Exercise directions: Show each line of the data below that has the string "requirements" in it.
<<<<
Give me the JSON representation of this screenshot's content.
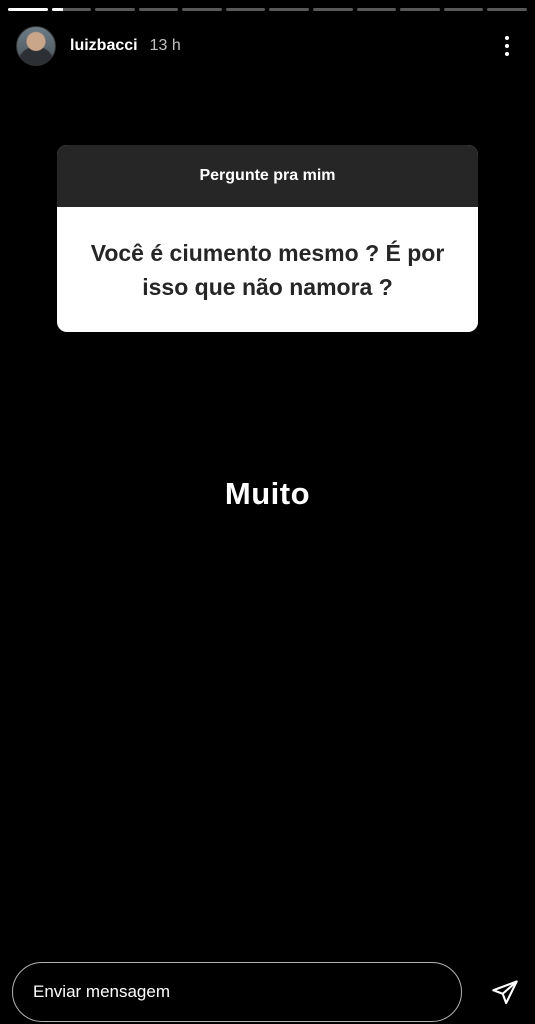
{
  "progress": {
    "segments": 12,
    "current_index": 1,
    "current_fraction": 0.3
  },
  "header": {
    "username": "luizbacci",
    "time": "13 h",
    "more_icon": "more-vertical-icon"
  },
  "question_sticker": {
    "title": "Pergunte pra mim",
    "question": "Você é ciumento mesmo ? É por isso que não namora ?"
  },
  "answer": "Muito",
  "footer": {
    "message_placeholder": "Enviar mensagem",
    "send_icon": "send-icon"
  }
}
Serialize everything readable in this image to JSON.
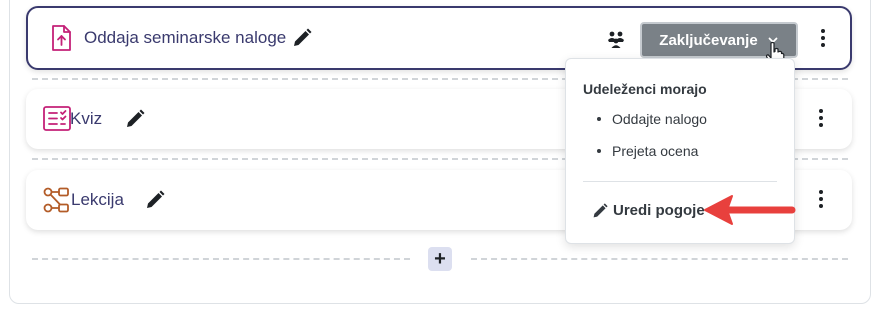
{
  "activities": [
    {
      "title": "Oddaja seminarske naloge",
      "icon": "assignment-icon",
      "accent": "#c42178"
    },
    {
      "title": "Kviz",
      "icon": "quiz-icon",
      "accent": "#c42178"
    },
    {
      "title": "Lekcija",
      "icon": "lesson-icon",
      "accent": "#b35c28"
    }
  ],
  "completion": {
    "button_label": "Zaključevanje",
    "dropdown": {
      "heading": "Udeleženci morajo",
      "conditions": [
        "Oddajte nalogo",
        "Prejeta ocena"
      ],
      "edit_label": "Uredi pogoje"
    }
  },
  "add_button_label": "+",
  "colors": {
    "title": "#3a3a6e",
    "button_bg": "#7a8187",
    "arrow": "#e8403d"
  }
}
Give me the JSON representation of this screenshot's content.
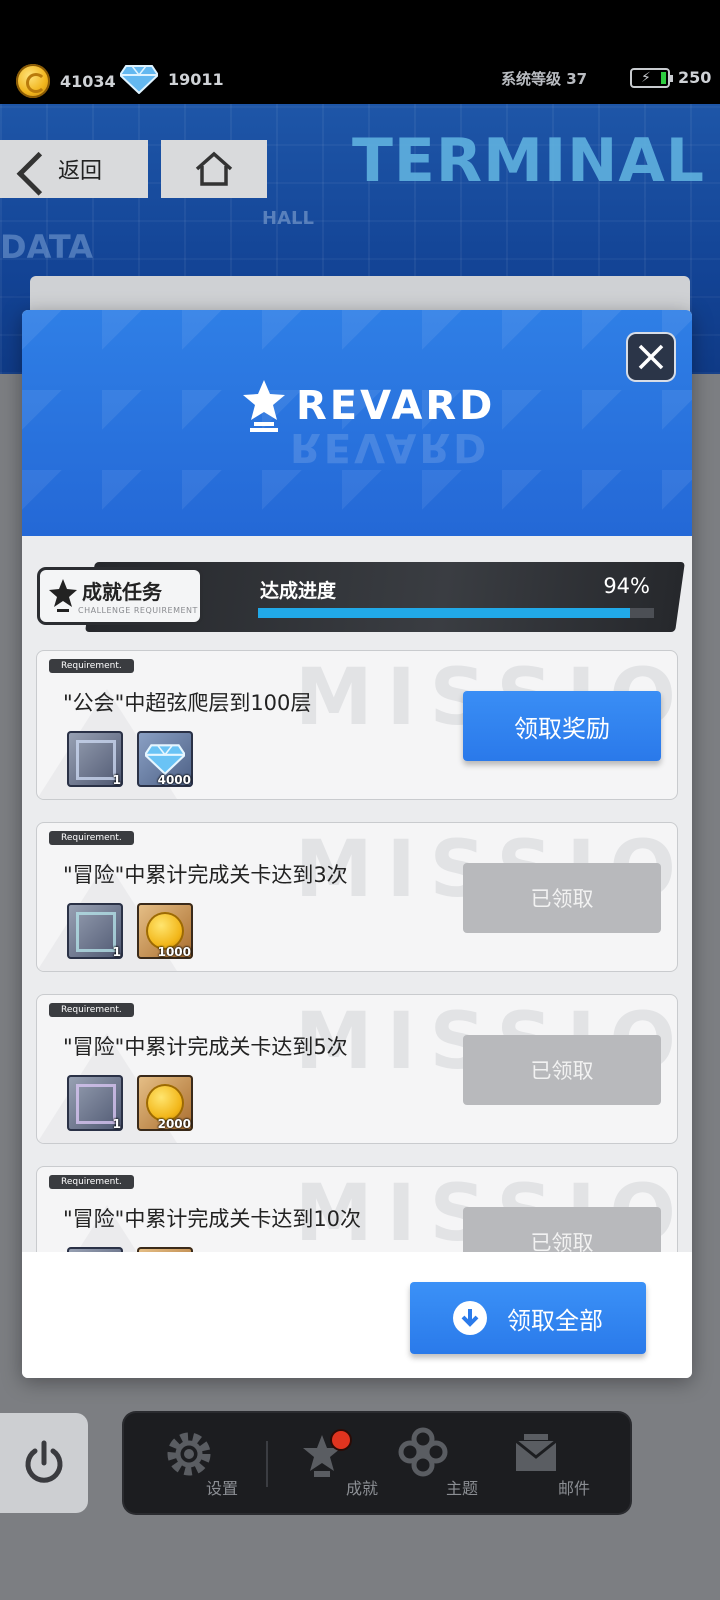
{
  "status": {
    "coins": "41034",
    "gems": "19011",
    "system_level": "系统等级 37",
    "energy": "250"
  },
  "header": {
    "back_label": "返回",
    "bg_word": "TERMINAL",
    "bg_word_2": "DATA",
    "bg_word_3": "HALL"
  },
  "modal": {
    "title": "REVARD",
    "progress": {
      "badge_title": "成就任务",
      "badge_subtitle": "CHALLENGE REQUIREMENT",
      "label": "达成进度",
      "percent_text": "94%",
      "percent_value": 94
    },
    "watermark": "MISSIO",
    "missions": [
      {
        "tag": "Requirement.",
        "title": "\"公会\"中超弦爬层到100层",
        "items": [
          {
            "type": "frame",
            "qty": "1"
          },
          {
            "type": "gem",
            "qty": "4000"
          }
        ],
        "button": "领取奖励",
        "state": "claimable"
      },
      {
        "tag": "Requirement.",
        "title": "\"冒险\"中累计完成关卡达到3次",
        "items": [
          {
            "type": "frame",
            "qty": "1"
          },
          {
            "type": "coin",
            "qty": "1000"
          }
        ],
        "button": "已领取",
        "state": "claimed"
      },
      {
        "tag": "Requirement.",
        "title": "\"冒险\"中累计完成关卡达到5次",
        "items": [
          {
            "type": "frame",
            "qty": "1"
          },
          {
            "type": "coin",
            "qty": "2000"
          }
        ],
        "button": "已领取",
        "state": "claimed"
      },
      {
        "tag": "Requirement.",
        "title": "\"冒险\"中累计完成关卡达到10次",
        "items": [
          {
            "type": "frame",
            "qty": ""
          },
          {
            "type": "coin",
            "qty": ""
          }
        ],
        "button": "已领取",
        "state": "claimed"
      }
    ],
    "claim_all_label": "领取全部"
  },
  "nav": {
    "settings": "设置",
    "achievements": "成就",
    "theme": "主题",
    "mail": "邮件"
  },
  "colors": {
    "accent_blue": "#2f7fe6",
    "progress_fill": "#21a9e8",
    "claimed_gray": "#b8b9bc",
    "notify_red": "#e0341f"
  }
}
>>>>
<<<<
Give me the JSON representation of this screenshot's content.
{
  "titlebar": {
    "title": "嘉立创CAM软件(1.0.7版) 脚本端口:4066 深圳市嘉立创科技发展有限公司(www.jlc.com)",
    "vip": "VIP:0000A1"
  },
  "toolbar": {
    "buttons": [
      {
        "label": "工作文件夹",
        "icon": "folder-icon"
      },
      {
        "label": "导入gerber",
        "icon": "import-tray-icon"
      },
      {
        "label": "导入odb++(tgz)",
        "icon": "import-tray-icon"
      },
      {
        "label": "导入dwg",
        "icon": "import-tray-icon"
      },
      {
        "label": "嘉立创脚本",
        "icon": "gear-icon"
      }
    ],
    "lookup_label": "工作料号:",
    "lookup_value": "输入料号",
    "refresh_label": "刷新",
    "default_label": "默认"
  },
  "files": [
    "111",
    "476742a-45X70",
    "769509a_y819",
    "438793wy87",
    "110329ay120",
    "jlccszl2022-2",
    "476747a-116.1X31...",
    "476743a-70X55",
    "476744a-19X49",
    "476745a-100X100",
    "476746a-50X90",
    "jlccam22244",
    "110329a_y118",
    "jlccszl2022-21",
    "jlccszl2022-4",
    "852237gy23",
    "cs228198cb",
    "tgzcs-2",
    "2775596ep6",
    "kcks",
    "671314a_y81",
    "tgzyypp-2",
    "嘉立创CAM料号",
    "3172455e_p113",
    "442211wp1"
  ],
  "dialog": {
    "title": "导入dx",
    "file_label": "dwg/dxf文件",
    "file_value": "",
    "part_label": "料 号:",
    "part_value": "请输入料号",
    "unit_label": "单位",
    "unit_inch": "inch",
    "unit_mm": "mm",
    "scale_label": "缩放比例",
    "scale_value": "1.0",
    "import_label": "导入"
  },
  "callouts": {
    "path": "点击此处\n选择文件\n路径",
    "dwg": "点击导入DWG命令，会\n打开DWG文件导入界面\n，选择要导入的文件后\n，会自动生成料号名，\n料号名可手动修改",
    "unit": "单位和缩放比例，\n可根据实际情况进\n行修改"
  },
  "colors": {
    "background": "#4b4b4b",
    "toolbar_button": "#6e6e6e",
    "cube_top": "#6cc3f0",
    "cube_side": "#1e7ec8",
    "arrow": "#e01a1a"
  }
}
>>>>
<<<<
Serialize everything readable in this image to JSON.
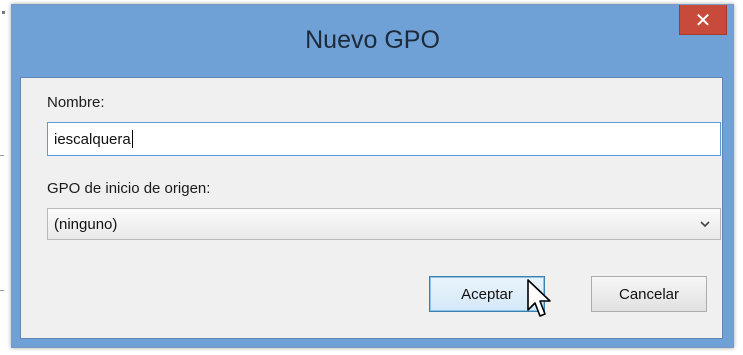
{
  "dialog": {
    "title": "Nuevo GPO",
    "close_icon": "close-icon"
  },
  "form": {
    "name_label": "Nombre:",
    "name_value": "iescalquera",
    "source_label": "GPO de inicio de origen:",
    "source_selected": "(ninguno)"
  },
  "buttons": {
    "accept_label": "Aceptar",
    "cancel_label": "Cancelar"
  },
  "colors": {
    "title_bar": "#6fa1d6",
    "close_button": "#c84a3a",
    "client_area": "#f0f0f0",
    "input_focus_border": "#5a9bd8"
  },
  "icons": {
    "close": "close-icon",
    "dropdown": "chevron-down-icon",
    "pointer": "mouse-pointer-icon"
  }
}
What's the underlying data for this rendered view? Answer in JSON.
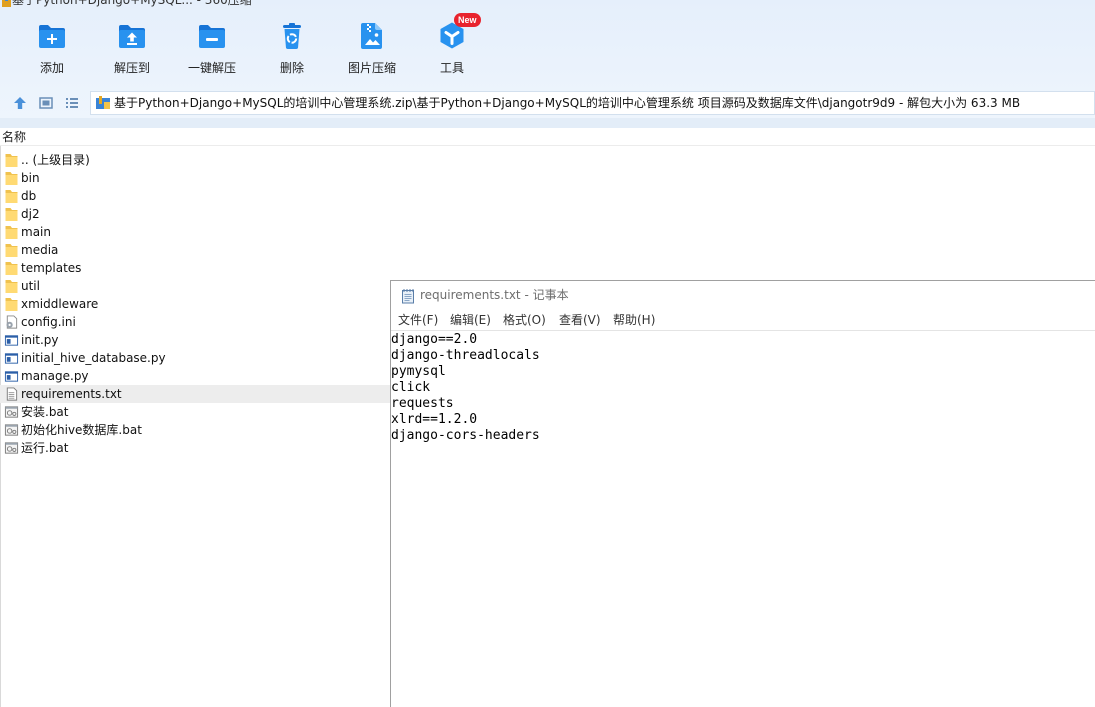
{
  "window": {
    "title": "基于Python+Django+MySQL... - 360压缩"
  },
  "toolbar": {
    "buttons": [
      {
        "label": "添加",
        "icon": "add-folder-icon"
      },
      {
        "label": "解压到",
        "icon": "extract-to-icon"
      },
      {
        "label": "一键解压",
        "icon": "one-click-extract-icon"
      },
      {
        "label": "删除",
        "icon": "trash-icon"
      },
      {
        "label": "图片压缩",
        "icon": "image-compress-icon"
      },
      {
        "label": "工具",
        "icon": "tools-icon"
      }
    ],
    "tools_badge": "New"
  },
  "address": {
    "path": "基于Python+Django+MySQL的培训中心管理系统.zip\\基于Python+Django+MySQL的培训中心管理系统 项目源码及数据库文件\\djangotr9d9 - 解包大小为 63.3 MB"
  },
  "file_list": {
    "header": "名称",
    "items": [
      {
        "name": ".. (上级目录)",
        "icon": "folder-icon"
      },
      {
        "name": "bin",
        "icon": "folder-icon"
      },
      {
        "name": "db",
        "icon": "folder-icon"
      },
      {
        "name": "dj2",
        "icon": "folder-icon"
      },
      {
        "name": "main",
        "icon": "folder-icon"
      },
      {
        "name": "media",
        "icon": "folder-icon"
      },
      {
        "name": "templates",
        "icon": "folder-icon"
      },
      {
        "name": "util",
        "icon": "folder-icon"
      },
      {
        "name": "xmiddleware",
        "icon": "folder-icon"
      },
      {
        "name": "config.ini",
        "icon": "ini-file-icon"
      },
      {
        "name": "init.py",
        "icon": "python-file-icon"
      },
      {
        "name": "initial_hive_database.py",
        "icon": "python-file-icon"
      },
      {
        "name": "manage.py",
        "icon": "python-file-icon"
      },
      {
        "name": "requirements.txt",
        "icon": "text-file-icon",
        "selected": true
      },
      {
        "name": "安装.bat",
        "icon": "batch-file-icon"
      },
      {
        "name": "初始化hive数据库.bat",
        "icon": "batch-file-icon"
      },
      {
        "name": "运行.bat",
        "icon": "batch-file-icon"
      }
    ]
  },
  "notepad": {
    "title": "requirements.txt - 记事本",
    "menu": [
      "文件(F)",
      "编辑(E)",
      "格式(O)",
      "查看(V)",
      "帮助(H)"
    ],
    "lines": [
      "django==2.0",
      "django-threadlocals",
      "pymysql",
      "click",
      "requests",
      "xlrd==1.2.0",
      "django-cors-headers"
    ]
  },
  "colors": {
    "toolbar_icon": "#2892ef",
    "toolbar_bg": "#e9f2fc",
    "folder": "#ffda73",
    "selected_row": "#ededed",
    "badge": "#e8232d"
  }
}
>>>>
Result of the task:
        "name": "requirements.txt",
    "title": "requirements.txt - 记事本",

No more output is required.